Upon entering Work, the hardwood floors and pure white walls are covered with 25 sculptures, each accentuated by track lighting and each unique in its own way. The title of the collection is “Speaking Volume(s): 3-Dimensional Work by Art Undergrad Students.” Chris Bradley’s “Full Court Son: Home Work for Team Base” is a collection of baseball equipment and trophies sitting on shelves above the Single Parent’s Prayer and a plaque telling about the greatness of a friend. Near that exhibit is Mary Witte’s work, a rusted chair frame and springs, titled “The Fabric of Our Society.”
According to Steel, the art that is featured coincides with the curriculum that is offered in the art school. Currently, sculpture is featured, but starting Feb. 11, new pieces will be offered, now with a new media and digital media theme. “It gives the students more freedom in the curriculum,” Steel explains.
Some of the pieces offered on the main floor are available for purchase, and people all over the world have bought items. However, some of the works are not for sale. One piece in particular, Megan Hildebrandt’s “All in the Family,” a collection of family photographs, clearly states: “Memories are Priceless.”
The basement of Work features a special exhibit titled “(Our)Selves,” which is a collection of works from three undergraduate students. Emily Squires, Mary Paul and James Arndt, all seniors in the School of Art and Design are featured this month. The students say they are delighted to be given the opportunity to have their work displayed as they have worked together throughout their undergraduate education.
“There’s a particular connectedness within all of our work that has come from our relationship as friends and as developing artists,” Arndt said.
Arndt’s feature piece in Work is a collection of black and white photographs of housewives sewn onto a quilt outlined in blue, called “Don’t Look So Sad. Homeownership is Really More Fulfilling than Marriage Anyways.” He has also created “Portrait of the Artist as a Young Man,” which features a CD of Arndt speaking in a stream of consciousness over a background track of pop music and a man lecturing.
“The message of each piece varies greatly depending on what I am attempting to communicate, and also the setting and different interpretations each viewer brings with their perception,” Arndt said.
Paul and Squires provide a subtle change with multi-colored paintings — “Thursday Afternoon” and “Woman, Seated” respectively — with oranges and purples composing the body’s skin tone.
In another piece located along the back wall, multimedia is used, as two large female figures are set up between a projector and a conversation ensues with words being written out on the projection screen.
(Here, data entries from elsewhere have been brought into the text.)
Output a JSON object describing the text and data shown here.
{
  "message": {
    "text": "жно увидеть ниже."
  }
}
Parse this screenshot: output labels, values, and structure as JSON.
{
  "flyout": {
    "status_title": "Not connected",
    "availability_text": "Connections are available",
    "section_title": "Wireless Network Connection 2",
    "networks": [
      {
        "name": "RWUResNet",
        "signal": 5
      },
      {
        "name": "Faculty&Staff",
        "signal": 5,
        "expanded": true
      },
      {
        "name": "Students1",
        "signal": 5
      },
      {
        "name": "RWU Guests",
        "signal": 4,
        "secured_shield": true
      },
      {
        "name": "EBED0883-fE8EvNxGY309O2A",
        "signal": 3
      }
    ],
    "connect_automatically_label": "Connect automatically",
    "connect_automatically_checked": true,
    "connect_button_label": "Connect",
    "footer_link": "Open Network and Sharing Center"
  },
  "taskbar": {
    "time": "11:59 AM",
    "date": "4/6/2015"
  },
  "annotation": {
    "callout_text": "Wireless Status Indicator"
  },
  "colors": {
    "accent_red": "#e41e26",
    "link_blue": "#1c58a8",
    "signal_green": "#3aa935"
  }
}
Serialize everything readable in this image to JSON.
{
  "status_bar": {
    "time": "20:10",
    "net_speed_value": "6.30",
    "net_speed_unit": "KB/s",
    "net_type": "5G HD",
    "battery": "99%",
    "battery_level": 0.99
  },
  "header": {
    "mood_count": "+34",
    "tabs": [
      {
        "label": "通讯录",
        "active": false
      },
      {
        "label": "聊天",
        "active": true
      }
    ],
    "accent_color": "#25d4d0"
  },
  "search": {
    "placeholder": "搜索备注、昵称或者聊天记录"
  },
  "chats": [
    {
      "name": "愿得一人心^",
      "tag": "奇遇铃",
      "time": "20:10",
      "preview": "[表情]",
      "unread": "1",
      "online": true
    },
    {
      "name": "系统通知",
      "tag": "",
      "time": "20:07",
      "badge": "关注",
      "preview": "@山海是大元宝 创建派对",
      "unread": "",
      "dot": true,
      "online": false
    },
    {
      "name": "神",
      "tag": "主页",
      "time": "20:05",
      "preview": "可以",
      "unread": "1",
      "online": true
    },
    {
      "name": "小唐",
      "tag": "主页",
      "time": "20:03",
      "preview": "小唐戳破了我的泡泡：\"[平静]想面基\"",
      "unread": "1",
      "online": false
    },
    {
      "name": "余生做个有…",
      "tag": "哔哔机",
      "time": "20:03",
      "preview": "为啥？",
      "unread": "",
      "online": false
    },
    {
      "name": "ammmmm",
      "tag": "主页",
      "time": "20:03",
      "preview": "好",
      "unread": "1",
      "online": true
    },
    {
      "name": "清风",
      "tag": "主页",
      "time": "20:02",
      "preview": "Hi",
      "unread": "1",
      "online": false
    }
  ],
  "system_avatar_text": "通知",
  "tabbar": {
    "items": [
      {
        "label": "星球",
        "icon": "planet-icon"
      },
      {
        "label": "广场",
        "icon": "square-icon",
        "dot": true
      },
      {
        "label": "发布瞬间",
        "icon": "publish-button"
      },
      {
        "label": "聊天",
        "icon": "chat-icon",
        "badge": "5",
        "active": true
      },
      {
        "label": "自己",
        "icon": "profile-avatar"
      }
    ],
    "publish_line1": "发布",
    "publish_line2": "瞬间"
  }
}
“(I want to) create a piece of work that will engage the viewer, that will continue to make me ask questions about what I’m trying to do,” Squires said.
“Overall, I would say I seek to challenge myself and my audience by pushing stereotypes and boundaries,” Paul added.
Thanks to its stellar location, creative student base and ever-changing objects, Work hopes to continue to keep the art scene exciting in Ann Arbor.
“I think that each of us have strong individual voices, but we share a lot of the same views and attitudes. Our goal with “(Our)selves” was to explore these commonalities and individualites,” Paul said.
“I think we made it to where (art) has become important again. It’s made art visible on campus again,” Steel said.